Well, I think we figured out that the project for the weekend was a lot to squeeze into only two days! There was theory to cover, reading drawings, reviewing measurements, learning how to utilize sections from imperfect timbers, and then starting to use the tools at hand (circular saws, chainsaws, hand saws, chisels, mallets, and drills; really big drills). Whew, is your head spinning yet?
We had a fabulous group of eight people attend the workshop, in addition to Paul and Tristan from Golden Ears. Everyone was diligent and keen to make their measurements perfect before starting to drill, chisel, and chop. Saturday was full of theory, tool familiarization, and measuring. The pace on Sunday picked up as people started cutting, making mortis and tenon joints, and piecing one section together to make sure that if fit snugly -- which it did!
Feedback from the group let us know that people loved the amount of hands-on time they had to work with the tools and each other; learning the “centre line rule”; and learning how to read drawings and make measurements accurately. We had so much interest, we are thinking about running another workshop in late September. Dates are still to be confirmed, so if you are interested, please let Michelle know at email@example.com.
Special thanks to Kerwood and Jess for venturing out here for the weekend to share their skills and knowledge with the group -- discussing ideas and projects with people over meals and by the fire on Saturday evening and extending the day on Sunday to get to a certain point in the process -- you both went above and beyond!
Spring on the farm is hard to keep up with -- in addition to seeding, potting up, and transplanting, there are usually a few construction/infrastructure jobs to get done, beds to prepare (which is what is happening in this photo), as well as weeding...loads of weeding. How has Golden Ears managed to stay on top of things?
A phenomenal crew has helped us to stay ahead of the game! Kelsey and Paul have put together a fantastic garden plan for the season, with Kelsey managing the ongoing evolution of the market garden and mentoring our interns. In addition to doing rototilling, tractor work, fixing sprinklers, and so on, Paul is co-running the bike shop with Sam this year.
Tristan is taking good care of the corn, field crops and baking, in addition to organizing the pasture management for the cows -- and it’s a brilliant system (perhaps another blog post just on that?). Annelise is keen to work on whatever jobs need to be done and will be managing the berry picking. She is also the new Saturday Market Manager in Kamloops. I, Michelle, am not in the garden as much as I'd like to be as I figure out how to do the work while looking after Avé, so am focusing on keeping social media current, building CSA members, and selling our good food at the Saturday Kamloops market.

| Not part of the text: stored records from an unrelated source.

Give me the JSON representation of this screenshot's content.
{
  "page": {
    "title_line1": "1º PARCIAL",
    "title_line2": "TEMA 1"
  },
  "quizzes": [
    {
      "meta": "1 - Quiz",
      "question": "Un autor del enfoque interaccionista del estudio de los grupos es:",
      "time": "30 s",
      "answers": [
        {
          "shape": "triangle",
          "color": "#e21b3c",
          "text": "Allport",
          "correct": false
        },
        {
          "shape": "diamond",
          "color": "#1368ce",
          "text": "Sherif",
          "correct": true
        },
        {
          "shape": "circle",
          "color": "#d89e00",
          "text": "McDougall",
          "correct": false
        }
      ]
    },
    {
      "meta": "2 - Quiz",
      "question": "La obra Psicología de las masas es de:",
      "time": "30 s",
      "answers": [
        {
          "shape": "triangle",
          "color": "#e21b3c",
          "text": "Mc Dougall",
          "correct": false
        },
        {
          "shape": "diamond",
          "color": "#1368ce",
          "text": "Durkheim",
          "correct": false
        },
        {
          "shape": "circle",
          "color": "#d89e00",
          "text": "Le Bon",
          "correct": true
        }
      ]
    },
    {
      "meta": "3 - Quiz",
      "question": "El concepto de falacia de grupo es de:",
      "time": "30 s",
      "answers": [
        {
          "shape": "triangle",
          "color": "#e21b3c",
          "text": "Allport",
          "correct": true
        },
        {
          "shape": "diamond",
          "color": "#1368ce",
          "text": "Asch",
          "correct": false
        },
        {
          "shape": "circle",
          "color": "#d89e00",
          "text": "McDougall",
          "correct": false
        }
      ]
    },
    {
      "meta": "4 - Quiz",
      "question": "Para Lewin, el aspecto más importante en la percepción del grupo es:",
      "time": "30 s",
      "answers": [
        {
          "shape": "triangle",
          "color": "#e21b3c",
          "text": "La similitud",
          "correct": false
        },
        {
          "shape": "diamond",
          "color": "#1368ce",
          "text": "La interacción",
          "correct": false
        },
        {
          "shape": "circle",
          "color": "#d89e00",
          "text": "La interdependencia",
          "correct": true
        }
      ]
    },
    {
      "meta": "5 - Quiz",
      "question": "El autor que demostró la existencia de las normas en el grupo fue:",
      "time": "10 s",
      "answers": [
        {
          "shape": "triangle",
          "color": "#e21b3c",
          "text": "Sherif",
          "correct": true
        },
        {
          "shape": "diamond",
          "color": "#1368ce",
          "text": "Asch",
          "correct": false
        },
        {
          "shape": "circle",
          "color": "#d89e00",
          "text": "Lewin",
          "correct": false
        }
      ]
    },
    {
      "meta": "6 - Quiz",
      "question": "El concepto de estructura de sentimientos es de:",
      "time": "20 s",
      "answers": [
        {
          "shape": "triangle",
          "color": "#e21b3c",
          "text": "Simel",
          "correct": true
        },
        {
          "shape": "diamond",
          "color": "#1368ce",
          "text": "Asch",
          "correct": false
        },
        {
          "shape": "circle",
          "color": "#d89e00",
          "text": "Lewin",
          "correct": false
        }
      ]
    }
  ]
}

And, our interns. In some ways, it feels like we are trying to keep up with them! As we get to know each of them, it is exciting to see their particular areas of interest and how they want to be more involved with certain aspects of the farm: Sam with the bike shop, Anne with the goats, Libby with the pigs, and Cornelia might help us get started with rabbit raising.
Let me introduce you to two more interns who complete our crew for the season. Libby arrived at the end of April, already knowing Anne from their tree planting days (such a small world!). Her family has quite a garden operation in Northern Ontario, so she’s got great early and late season experience (the middle part having been taken up with tree planting, of course). We’re thrilled that Libby is interested in looking after our three little piglets, soon to be six.
Cornelia arrived from Manitoba in early May, having freshly completed a diploma in agribusiness. Her family has raised rabbits and had dairy cows at one point. In one of her practicum placements, she spent four months on a sheep farm...helping out with 1,200 of them! We’re looking forward to getting to know Libby and Cornelia better as the days move forward. Welcome to them both!
Photo credit: Martín Bustamante